→ **Task directions**
Below are records to be output exactly, every one of them.

→ **Provided information**
===

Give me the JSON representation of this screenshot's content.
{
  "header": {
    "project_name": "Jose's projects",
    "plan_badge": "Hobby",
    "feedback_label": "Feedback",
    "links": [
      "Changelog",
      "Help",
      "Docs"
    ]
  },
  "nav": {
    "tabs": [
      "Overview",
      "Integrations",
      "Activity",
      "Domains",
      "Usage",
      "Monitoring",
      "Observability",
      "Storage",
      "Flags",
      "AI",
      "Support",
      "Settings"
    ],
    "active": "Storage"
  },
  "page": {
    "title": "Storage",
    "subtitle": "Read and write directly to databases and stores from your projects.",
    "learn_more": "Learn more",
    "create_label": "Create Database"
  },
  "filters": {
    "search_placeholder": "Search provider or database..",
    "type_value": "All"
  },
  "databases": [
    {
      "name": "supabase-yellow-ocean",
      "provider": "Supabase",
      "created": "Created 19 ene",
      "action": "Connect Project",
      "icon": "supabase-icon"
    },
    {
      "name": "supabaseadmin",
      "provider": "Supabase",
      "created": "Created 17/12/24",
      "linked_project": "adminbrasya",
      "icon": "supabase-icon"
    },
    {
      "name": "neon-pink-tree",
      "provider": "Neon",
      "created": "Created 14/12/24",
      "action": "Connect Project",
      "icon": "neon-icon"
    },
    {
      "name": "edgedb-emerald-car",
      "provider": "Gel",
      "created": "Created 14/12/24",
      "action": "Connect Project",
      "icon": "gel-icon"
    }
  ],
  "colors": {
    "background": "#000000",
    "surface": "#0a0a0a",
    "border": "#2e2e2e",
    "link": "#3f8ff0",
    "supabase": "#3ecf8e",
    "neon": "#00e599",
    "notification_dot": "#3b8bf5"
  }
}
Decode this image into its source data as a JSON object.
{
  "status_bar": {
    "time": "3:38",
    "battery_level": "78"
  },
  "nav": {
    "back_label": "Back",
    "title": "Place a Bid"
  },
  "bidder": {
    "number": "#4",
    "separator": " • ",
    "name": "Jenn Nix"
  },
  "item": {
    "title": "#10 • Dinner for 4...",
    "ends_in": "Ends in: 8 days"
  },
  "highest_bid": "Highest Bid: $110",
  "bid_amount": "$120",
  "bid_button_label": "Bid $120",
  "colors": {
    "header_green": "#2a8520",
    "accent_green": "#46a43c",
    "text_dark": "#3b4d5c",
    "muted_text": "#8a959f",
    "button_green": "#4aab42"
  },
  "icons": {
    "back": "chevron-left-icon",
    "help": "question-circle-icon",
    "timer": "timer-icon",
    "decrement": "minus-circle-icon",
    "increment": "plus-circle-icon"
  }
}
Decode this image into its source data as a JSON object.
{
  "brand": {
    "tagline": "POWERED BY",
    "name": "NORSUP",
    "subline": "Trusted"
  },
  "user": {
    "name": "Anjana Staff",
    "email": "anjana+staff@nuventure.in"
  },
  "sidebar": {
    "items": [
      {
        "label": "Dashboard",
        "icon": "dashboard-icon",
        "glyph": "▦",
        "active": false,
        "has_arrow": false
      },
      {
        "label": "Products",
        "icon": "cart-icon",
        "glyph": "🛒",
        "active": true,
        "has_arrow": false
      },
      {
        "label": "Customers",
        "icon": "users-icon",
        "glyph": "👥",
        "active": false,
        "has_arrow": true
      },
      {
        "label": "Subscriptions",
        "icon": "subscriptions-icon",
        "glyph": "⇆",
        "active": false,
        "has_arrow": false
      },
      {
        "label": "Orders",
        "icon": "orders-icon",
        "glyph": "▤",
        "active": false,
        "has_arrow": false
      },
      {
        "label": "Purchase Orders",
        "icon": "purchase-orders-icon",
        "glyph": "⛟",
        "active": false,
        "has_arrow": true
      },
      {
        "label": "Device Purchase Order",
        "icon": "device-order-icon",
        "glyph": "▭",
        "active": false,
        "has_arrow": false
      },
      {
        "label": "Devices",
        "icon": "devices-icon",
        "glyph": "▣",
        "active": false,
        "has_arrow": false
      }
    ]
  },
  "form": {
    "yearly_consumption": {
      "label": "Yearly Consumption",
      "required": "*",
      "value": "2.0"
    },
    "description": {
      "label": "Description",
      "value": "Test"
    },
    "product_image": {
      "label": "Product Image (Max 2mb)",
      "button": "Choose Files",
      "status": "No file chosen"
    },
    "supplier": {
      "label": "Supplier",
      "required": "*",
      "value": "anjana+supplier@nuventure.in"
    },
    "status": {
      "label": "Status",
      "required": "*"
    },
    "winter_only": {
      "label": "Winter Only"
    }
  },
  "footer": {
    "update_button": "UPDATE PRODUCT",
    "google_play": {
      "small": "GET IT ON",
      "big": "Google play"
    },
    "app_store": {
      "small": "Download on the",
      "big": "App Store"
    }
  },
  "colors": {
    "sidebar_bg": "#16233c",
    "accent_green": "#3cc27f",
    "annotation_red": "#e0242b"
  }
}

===

→ **Your solution**
Give me the JSON representation of this screenshot's content.
{
  "header": {
    "project_name": "Jose's projects",
    "plan_badge": "Hobby",
    "feedback_label": "Feedback",
    "links": [
      "Changelog",
      "Help",
      "Docs"
    ]
  },
  "nav": {
    "tabs": [
      "Overview",
      "Integrations",
      "Activity",
      "Domains",
      "Usage",
      "Monitoring",
      "Observability",
      "Storage",
      "Flags",
      "AI",
      "Support",
      "Settings"
    ],
    "active": "Storage"
  },
  "page": {
    "title": "Storage",
    "subtitle": "Read and write directly to databases and stores from your projects.",
    "learn_more": "Learn more",
    "create_label": "Create Database"
  },
  "filters": {
    "search_placeholder": "Search provider or database..",
    "type_value": "All"
  },
  "databases": [
    {
      "name": "supabase-yellow-ocean",
      "provider": "Supabase",
      "created": "Created 19 ene",
      "action": "Connect Project",
      "icon": "supabase-icon"
    },
    {
      "name": "supabaseadmin",
      "provider": "Supabase",
      "created": "Created 17/12/24",
      "linked_project": "adminbrasya",
      "icon": "supabase-icon"
    },
    {
      "name": "neon-pink-tree",
      "provider": "Neon",
      "created": "Created 14/12/24",
      "action": "Connect Project",
      "icon": "neon-icon"
    },
    {
      "name": "edgedb-emerald-car",
      "provider": "Gel",
      "created": "Created 14/12/24",
      "action": "Connect Project",
      "icon": "gel-icon"
    }
  ],
  "colors": {
    "background": "#000000",
    "surface": "#0a0a0a",
    "border": "#2e2e2e",
    "link": "#3f8ff0",
    "supabase": "#3ecf8e",
    "neon": "#00e599",
    "notification_dot": "#3b8bf5"
  }
}
Decode this image into its source data as a JSON object.
{
  "status_bar": {
    "time": "3:38",
    "battery_level": "78"
  },
  "nav": {
    "back_label": "Back",
    "title": "Place a Bid"
  },
  "bidder": {
    "number": "#4",
    "separator": " • ",
    "name": "Jenn Nix"
  },
  "item": {
    "title": "#10 • Dinner for 4...",
    "ends_in": "Ends in: 8 days"
  },
  "highest_bid": "Highest Bid: $110",
  "bid_amount": "$120",
  "bid_button_label": "Bid $120",
  "colors": {
    "header_green": "#2a8520",
    "accent_green": "#46a43c",
    "text_dark": "#3b4d5c",
    "muted_text": "#8a959f",
    "button_green": "#4aab42"
  },
  "icons": {
    "back": "chevron-left-icon",
    "help": "question-circle-icon",
    "timer": "timer-icon",
    "decrement": "minus-circle-icon",
    "increment": "plus-circle-icon"
  }
}
Decode this image into its source data as a JSON object.
{
  "brand": {
    "tagline": "POWERED BY",
    "name": "NORSUP",
    "subline": "Trusted"
  },
  "user": {
    "name": "Anjana Staff",
    "email": "anjana+staff@nuventure.in"
  },
  "sidebar": {
    "items": [
      {
        "label": "Dashboard",
        "icon": "dashboard-icon",
        "glyph": "▦",
        "active": false,
        "has_arrow": false
      },
      {
        "label": "Products",
        "icon": "cart-icon",
        "glyph": "🛒",
        "active": true,
        "has_arrow": false
      },
      {
        "label": "Customers",
        "icon": "users-icon",
        "glyph": "👥",
        "active": false,
        "has_arrow": true
      },
      {
        "label": "Subscriptions",
        "icon": "subscriptions-icon",
        "glyph": "⇆",
        "active": false,
        "has_arrow": false
      },
      {
        "label": "Orders",
        "icon": "orders-icon",
        "glyph": "▤",
        "active": false,
        "has_arrow": false
      },
      {
        "label": "Purchase Orders",
        "icon": "purchase-orders-icon",
        "glyph": "⛟",
        "active": false,
        "has_arrow": true
      },
      {
        "label": "Device Purchase Order",
        "icon": "device-order-icon",
        "glyph": "▭",
        "active": false,
        "has_arrow": false
      },
      {
        "label": "Devices",
        "icon": "devices-icon",
        "glyph": "▣",
        "active": false,
        "has_arrow": false
      }
    ]
  },
  "form": {
    "yearly_consumption": {
      "label": "Yearly Consumption",
      "required": "*",
      "value": "2.0"
    },
    "description": {
      "label": "Description",
      "value": "Test"
    },
    "product_image": {
      "label": "Product Image (Max 2mb)",
      "button": "Choose Files",
      "status": "No file chosen"
    },
    "supplier": {
      "label": "Supplier",
      "required": "*",
      "value": "anjana+supplier@nuventure.in"
    },
    "status": {
      "label": "Status",
      "required": "*"
    },
    "winter_only": {
      "label": "Winter Only"
    }
  },
  "footer": {
    "update_button": "UPDATE PRODUCT",
    "google_play": {
      "small": "GET IT ON",
      "big": "Google play"
    },
    "app_store": {
      "small": "Download on the",
      "big": "App Store"
    }
  },
  "colors": {
    "sidebar_bg": "#16233c",
    "accent_green": "#3cc27f",
    "annotation_red": "#e0242b"
  }
}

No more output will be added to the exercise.